** Opening EXCERPTED RECORDS block **

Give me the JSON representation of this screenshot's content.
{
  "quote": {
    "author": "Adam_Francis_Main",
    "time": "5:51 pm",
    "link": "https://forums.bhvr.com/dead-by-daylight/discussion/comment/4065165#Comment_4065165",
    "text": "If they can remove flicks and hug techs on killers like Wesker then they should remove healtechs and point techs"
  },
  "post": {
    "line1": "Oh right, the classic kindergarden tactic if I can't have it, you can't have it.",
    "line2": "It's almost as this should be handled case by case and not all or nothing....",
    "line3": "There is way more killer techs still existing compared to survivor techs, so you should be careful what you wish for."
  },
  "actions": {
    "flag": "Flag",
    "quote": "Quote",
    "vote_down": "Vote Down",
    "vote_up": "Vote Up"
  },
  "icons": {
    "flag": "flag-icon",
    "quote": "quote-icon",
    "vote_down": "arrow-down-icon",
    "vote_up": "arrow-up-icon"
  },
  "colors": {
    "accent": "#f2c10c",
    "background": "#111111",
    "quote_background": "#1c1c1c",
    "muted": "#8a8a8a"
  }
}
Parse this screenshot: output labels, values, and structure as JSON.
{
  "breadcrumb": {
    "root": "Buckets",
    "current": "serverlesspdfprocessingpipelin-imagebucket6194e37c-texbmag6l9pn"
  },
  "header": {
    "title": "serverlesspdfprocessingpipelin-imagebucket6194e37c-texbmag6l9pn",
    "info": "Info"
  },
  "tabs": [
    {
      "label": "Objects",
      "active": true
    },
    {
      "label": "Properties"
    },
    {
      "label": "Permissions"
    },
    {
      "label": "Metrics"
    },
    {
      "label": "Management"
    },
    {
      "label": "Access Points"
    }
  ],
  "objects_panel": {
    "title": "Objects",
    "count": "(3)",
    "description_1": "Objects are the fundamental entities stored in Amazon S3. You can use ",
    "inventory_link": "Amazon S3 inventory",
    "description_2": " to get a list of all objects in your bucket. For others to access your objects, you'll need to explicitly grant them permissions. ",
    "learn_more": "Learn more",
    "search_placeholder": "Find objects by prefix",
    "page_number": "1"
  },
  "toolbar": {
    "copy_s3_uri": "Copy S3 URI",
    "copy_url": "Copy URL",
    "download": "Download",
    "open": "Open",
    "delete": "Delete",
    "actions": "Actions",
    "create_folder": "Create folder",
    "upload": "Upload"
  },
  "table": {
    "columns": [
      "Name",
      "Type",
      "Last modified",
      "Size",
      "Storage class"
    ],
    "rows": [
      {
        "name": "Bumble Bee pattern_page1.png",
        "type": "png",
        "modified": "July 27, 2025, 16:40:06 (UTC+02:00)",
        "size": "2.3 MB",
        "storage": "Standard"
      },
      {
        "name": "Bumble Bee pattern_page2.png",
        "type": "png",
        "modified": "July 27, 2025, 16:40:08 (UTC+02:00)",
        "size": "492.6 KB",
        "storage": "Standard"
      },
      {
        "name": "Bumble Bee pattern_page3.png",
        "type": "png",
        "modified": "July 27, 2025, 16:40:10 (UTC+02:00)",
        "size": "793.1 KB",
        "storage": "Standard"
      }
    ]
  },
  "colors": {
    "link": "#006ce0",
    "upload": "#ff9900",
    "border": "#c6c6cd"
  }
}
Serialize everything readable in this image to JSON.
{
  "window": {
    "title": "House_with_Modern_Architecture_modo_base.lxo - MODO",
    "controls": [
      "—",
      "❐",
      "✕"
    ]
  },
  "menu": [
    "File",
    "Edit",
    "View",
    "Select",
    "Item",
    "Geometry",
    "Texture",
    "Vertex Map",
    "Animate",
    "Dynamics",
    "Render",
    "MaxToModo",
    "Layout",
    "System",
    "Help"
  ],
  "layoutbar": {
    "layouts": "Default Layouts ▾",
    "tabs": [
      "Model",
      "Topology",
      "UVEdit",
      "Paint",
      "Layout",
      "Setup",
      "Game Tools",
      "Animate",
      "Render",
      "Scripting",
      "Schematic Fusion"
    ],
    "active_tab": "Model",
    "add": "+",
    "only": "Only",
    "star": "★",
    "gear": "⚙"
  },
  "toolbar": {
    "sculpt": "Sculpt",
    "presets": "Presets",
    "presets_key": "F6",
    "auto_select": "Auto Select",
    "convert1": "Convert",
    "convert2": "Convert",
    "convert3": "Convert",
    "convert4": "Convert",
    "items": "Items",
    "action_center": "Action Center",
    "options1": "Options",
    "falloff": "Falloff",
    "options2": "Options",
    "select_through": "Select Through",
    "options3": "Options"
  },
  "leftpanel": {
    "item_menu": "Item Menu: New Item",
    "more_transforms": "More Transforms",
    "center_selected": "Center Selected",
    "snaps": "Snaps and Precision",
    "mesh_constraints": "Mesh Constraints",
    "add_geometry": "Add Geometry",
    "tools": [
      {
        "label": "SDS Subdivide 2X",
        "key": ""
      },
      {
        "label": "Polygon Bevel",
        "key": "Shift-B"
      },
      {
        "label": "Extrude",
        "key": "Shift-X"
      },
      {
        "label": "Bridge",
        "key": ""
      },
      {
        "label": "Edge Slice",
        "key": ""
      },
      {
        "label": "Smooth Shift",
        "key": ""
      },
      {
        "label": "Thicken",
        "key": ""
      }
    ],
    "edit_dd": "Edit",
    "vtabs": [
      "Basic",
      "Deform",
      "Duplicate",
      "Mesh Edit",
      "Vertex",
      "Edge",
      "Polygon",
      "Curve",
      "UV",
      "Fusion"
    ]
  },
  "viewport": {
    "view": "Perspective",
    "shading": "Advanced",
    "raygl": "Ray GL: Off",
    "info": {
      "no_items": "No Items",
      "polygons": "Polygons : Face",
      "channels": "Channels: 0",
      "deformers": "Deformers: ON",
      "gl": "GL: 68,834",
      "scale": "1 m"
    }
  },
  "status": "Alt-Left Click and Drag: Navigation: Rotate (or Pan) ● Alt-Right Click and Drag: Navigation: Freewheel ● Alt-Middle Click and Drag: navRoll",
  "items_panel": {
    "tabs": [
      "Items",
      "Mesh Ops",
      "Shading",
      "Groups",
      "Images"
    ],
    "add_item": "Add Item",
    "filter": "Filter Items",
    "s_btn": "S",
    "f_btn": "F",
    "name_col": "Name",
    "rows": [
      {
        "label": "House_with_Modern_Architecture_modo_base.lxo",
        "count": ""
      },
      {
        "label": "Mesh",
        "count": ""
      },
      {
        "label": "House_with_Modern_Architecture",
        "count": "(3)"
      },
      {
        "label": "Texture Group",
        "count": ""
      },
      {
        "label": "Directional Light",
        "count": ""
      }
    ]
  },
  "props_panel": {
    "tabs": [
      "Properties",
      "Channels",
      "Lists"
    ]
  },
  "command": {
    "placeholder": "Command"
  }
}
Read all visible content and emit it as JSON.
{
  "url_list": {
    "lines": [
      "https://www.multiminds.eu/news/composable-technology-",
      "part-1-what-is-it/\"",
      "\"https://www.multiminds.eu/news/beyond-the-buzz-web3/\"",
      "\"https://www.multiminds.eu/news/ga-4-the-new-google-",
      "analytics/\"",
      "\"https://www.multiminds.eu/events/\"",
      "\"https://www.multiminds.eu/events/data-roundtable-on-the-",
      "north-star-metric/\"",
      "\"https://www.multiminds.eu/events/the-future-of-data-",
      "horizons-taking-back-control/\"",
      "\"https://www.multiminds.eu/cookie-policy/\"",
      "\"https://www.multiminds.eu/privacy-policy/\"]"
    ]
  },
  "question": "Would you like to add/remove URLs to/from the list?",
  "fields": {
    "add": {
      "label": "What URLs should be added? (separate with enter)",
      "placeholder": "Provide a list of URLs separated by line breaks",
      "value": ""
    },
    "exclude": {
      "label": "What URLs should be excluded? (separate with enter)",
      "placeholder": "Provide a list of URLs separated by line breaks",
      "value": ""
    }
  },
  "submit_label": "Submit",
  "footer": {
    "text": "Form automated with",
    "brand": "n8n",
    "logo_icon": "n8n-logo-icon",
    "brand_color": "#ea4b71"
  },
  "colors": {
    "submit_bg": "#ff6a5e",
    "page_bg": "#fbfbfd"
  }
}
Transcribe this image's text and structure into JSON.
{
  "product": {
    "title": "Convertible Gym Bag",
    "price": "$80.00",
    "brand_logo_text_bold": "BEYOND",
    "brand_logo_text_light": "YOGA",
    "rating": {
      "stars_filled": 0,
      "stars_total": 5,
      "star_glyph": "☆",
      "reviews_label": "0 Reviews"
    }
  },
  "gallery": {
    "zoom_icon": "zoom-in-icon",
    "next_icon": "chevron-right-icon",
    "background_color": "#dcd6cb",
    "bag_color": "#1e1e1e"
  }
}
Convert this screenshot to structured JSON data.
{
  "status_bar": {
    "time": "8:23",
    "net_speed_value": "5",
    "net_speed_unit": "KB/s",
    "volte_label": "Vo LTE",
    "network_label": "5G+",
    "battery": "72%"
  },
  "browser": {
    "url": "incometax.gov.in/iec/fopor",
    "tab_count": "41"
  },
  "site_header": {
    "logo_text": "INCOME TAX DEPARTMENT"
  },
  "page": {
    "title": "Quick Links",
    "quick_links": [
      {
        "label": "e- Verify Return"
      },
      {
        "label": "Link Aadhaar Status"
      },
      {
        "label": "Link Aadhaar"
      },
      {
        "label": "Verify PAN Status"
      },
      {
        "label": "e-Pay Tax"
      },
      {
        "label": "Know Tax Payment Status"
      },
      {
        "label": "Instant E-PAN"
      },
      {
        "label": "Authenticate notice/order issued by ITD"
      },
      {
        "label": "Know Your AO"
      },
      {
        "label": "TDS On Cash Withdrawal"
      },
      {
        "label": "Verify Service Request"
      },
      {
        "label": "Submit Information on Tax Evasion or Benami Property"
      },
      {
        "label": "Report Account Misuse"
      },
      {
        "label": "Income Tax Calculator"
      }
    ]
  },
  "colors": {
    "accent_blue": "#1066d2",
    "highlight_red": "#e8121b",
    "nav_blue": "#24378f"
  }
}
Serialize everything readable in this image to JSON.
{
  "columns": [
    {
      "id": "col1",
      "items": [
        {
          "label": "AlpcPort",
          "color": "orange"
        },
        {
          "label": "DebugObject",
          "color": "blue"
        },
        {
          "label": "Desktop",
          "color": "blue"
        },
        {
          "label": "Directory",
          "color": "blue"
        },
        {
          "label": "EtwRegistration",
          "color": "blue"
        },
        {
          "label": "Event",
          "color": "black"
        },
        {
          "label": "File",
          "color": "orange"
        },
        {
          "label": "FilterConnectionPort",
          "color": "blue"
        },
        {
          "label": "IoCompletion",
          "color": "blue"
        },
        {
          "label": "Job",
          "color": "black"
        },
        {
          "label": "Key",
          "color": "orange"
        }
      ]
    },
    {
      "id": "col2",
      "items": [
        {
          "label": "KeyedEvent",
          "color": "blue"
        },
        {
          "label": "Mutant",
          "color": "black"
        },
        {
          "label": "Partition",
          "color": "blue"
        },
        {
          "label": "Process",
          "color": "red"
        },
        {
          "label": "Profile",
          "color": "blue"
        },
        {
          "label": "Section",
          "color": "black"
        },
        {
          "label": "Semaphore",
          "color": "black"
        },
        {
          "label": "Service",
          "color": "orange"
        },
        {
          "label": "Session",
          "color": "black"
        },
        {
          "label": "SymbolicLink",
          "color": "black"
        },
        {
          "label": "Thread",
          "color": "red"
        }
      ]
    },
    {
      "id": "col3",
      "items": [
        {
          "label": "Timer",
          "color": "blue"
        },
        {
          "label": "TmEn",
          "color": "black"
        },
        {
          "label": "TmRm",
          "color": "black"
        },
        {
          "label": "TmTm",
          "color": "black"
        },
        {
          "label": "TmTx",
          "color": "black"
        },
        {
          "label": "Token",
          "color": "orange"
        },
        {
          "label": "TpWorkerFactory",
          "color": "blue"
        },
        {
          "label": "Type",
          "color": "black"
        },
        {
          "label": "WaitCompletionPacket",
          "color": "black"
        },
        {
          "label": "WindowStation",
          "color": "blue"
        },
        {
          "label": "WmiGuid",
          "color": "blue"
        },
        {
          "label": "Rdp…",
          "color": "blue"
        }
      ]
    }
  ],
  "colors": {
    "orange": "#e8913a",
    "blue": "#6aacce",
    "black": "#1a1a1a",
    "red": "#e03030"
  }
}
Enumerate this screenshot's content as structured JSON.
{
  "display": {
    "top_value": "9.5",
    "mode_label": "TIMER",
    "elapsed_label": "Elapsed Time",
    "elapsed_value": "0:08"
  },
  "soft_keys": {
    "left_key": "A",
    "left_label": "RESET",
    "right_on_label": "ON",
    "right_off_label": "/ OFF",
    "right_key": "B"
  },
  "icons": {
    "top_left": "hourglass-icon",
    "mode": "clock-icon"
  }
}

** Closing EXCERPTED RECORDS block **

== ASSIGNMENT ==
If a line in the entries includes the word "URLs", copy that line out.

== EXPECTED OUTPUT ==
  "question": "Would you like to add/remove URLs to/from the list?",
      "label": "What URLs should be added? (separate with enter)",
      "placeholder": "Provide a list of URLs separated by line breaks",
      "label": "What URLs should be excluded? (separate with enter)",
      "placeholder": "Provide a list of URLs separated by line breaks",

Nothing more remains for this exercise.